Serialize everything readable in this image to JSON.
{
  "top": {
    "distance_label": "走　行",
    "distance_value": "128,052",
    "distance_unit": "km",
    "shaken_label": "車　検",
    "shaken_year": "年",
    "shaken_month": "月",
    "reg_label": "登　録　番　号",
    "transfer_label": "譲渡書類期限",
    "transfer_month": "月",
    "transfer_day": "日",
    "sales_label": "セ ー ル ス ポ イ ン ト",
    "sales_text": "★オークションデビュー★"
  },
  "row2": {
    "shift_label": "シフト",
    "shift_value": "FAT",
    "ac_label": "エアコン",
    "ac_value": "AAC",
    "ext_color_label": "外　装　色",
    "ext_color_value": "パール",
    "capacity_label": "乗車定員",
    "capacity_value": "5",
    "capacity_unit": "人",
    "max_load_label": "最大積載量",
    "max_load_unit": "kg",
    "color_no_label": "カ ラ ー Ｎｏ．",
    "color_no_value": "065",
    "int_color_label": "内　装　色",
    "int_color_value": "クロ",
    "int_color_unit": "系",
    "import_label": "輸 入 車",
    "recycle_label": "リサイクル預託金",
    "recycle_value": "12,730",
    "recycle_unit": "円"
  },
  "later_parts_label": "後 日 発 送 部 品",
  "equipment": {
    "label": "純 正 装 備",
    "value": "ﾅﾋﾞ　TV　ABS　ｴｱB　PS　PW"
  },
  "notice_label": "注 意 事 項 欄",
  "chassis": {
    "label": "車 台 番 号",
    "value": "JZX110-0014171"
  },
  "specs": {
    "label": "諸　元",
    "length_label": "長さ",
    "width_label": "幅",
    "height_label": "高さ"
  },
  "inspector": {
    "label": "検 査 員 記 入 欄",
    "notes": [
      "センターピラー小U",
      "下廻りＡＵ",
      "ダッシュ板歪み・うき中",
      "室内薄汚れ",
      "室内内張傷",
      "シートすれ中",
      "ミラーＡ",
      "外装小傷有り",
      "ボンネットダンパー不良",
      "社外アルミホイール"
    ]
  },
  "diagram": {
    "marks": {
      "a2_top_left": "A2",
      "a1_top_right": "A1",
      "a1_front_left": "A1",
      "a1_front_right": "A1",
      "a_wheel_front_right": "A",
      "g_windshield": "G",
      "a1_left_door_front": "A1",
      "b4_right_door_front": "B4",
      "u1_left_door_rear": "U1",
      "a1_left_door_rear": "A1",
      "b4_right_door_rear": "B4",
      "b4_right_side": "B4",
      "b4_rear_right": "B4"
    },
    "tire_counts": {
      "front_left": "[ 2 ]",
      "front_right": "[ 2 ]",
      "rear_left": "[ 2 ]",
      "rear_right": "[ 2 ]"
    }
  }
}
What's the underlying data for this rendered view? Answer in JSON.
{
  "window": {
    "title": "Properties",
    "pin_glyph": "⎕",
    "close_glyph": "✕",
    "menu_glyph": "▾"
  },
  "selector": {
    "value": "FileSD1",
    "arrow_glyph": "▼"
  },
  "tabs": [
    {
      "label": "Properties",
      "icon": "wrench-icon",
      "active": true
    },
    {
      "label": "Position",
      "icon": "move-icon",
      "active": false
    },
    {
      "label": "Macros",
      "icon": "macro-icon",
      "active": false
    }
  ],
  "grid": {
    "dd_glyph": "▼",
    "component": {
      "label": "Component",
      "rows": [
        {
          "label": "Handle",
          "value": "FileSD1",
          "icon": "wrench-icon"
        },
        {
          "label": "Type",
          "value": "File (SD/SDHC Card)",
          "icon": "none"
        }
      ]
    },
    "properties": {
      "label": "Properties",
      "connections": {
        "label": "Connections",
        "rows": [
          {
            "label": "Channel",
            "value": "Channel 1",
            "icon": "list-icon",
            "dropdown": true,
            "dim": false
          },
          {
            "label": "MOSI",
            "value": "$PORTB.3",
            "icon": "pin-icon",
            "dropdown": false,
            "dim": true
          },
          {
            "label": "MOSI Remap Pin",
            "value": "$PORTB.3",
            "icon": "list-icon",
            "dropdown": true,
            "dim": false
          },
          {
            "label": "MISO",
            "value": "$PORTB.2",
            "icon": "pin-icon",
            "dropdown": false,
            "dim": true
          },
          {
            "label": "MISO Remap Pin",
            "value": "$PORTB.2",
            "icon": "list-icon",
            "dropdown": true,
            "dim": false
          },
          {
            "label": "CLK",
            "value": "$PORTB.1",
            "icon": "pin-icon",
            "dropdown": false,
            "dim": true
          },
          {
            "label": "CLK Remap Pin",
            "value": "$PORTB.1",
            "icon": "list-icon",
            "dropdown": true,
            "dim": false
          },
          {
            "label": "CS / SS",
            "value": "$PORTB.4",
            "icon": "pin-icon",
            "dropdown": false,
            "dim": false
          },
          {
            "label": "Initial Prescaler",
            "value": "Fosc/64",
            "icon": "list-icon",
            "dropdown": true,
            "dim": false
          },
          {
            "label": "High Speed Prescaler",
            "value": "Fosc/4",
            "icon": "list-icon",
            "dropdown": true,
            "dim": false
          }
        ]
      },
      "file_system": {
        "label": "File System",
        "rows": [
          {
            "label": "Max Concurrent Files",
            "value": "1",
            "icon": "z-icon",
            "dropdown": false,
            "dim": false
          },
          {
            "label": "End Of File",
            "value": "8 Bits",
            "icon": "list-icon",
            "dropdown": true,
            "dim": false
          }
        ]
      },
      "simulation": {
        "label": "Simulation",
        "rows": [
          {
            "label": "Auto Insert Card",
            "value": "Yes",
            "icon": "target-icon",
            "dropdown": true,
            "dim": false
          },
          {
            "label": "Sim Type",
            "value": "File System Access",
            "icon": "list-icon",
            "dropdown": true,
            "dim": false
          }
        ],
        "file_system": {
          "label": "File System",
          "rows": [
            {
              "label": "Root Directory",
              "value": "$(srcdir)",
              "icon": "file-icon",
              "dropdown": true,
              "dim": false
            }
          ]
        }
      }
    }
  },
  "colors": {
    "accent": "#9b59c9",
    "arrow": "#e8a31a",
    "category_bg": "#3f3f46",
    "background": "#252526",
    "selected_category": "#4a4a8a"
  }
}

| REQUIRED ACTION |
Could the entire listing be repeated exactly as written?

| FINAL ANSWER |
Serialize everything readable in this image to JSON.
{
  "top": {
    "distance_label": "走　行",
    "distance_value": "128,052",
    "distance_unit": "km",
    "shaken_label": "車　検",
    "shaken_year": "年",
    "shaken_month": "月",
    "reg_label": "登　録　番　号",
    "transfer_label": "譲渡書類期限",
    "transfer_month": "月",
    "transfer_day": "日",
    "sales_label": "セ ー ル ス ポ イ ン ト",
    "sales_text": "★オークションデビュー★"
  },
  "row2": {
    "shift_label": "シフト",
    "shift_value": "FAT",
    "ac_label": "エアコン",
    "ac_value": "AAC",
    "ext_color_label": "外　装　色",
    "ext_color_value": "パール",
    "capacity_label": "乗車定員",
    "capacity_value": "5",
    "capacity_unit": "人",
    "max_load_label": "最大積載量",
    "max_load_unit": "kg",
    "color_no_label": "カ ラ ー Ｎｏ．",
    "color_no_value": "065",
    "int_color_label": "内　装　色",
    "int_color_value": "クロ",
    "int_color_unit": "系",
    "import_label": "輸 入 車",
    "recycle_label": "リサイクル預託金",
    "recycle_value": "12,730",
    "recycle_unit": "円"
  },
  "later_parts_label": "後 日 発 送 部 品",
  "equipment": {
    "label": "純 正 装 備",
    "value": "ﾅﾋﾞ　TV　ABS　ｴｱB　PS　PW"
  },
  "notice_label": "注 意 事 項 欄",
  "chassis": {
    "label": "車 台 番 号",
    "value": "JZX110-0014171"
  },
  "specs": {
    "label": "諸　元",
    "length_label": "長さ",
    "width_label": "幅",
    "height_label": "高さ"
  },
  "inspector": {
    "label": "検 査 員 記 入 欄",
    "notes": [
      "センターピラー小U",
      "下廻りＡＵ",
      "ダッシュ板歪み・うき中",
      "室内薄汚れ",
      "室内内張傷",
      "シートすれ中",
      "ミラーＡ",
      "外装小傷有り",
      "ボンネットダンパー不良",
      "社外アルミホイール"
    ]
  },
  "diagram": {
    "marks": {
      "a2_top_left": "A2",
      "a1_top_right": "A1",
      "a1_front_left": "A1",
      "a1_front_right": "A1",
      "a_wheel_front_right": "A",
      "g_windshield": "G",
      "a1_left_door_front": "A1",
      "b4_right_door_front": "B4",
      "u1_left_door_rear": "U1",
      "a1_left_door_rear": "A1",
      "b4_right_door_rear": "B4",
      "b4_right_side": "B4",
      "b4_rear_right": "B4"
    },
    "tire_counts": {
      "front_left": "[ 2 ]",
      "front_right": "[ 2 ]",
      "rear_left": "[ 2 ]",
      "rear_right": "[ 2 ]"
    }
  }
}
What's the underlying data for this rendered view? Answer in JSON.
{
  "window": {
    "title": "Properties",
    "pin_glyph": "⎕",
    "close_glyph": "✕",
    "menu_glyph": "▾"
  },
  "selector": {
    "value": "FileSD1",
    "arrow_glyph": "▼"
  },
  "tabs": [
    {
      "label": "Properties",
      "icon": "wrench-icon",
      "active": true
    },
    {
      "label": "Position",
      "icon": "move-icon",
      "active": false
    },
    {
      "label": "Macros",
      "icon": "macro-icon",
      "active": false
    }
  ],
  "grid": {
    "dd_glyph": "▼",
    "component": {
      "label": "Component",
      "rows": [
        {
          "label": "Handle",
          "value": "FileSD1",
          "icon": "wrench-icon"
        },
        {
          "label": "Type",
          "value": "File (SD/SDHC Card)",
          "icon": "none"
        }
      ]
    },
    "properties": {
      "label": "Properties",
      "connections": {
        "label": "Connections",
        "rows": [
          {
            "label": "Channel",
            "value": "Channel 1",
            "icon": "list-icon",
            "dropdown": true,
            "dim": false
          },
          {
            "label": "MOSI",
            "value": "$PORTB.3",
            "icon": "pin-icon",
            "dropdown": false,
            "dim": true
          },
          {
            "label": "MOSI Remap Pin",
            "value": "$PORTB.3",
            "icon": "list-icon",
            "dropdown": true,
            "dim": false
          },
          {
            "label": "MISO",
            "value": "$PORTB.2",
            "icon": "pin-icon",
            "dropdown": false,
            "dim": true
          },
          {
            "label": "MISO Remap Pin",
            "value": "$PORTB.2",
            "icon": "list-icon",
            "dropdown": true,
            "dim": false
          },
          {
            "label": "CLK",
            "value": "$PORTB.1",
            "icon": "pin-icon",
            "dropdown": false,
            "dim": true
          },
          {
            "label": "CLK Remap Pin",
            "value": "$PORTB.1",
            "icon": "list-icon",
            "dropdown": true,
            "dim": false
          },
          {
            "label": "CS / SS",
            "value": "$PORTB.4",
            "icon": "pin-icon",
            "dropdown": false,
            "dim": false
          },
          {
            "label": "Initial Prescaler",
            "value": "Fosc/64",
            "icon": "list-icon",
            "dropdown": true,
            "dim": false
          },
          {
            "label": "High Speed Prescaler",
            "value": "Fosc/4",
            "icon": "list-icon",
            "dropdown": true,
            "dim": false
          }
        ]
      },
      "file_system": {
        "label": "File System",
        "rows": [
          {
            "label": "Max Concurrent Files",
            "value": "1",
            "icon": "z-icon",
            "dropdown": false,
            "dim": false
          },
          {
            "label": "End Of File",
            "value": "8 Bits",
            "icon": "list-icon",
            "dropdown": true,
            "dim": false
          }
        ]
      },
      "simulation": {
        "label": "Simulation",
        "rows": [
          {
            "label": "Auto Insert Card",
            "value": "Yes",
            "icon": "target-icon",
            "dropdown": true,
            "dim": false
          },
          {
            "label": "Sim Type",
            "value": "File System Access",
            "icon": "list-icon",
            "dropdown": true,
            "dim": false
          }
        ],
        "file_system": {
          "label": "File System",
          "rows": [
            {
              "label": "Root Directory",
              "value": "$(srcdir)",
              "icon": "file-icon",
              "dropdown": true,
              "dim": false
            }
          ]
        }
      }
    }
  },
  "colors": {
    "accent": "#9b59c9",
    "arrow": "#e8a31a",
    "category_bg": "#3f3f46",
    "background": "#252526",
    "selected_category": "#4a4a8a"
  }
}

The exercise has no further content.